> [Prompt]: What you return must match the listing below exactly, minus any pictures.

> [Provided data]:
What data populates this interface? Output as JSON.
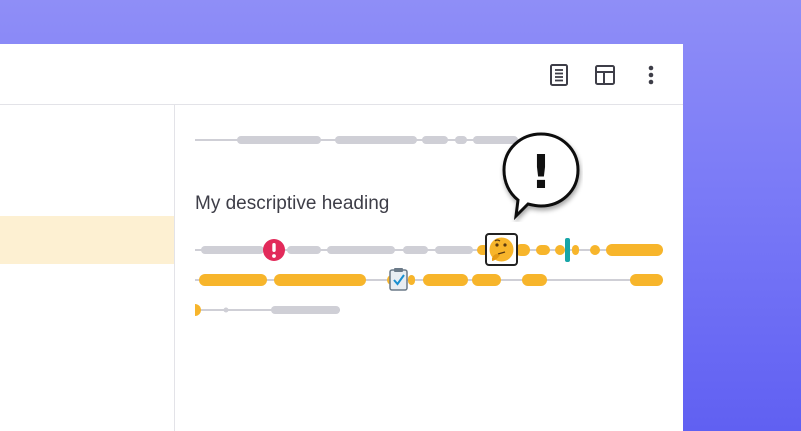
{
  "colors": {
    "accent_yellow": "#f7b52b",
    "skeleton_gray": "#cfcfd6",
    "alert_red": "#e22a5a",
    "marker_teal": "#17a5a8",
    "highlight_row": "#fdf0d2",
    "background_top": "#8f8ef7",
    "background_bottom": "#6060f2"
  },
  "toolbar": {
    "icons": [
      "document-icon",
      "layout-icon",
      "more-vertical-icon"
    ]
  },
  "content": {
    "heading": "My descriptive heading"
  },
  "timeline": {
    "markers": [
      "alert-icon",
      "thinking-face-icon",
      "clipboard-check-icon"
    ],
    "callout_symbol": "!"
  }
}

> [Exercise response]:
What data populates this interface? Output as JSON.
{
  "colors": {
    "accent_yellow": "#f7b52b",
    "skeleton_gray": "#cfcfd6",
    "alert_red": "#e22a5a",
    "marker_teal": "#17a5a8",
    "highlight_row": "#fdf0d2",
    "background_top": "#8f8ef7",
    "background_bottom": "#6060f2"
  },
  "toolbar": {
    "icons": [
      "document-icon",
      "layout-icon",
      "more-vertical-icon"
    ]
  },
  "content": {
    "heading": "My descriptive heading"
  },
  "timeline": {
    "markers": [
      "alert-icon",
      "thinking-face-icon",
      "clipboard-check-icon"
    ],
    "callout_symbol": "!"
  }
}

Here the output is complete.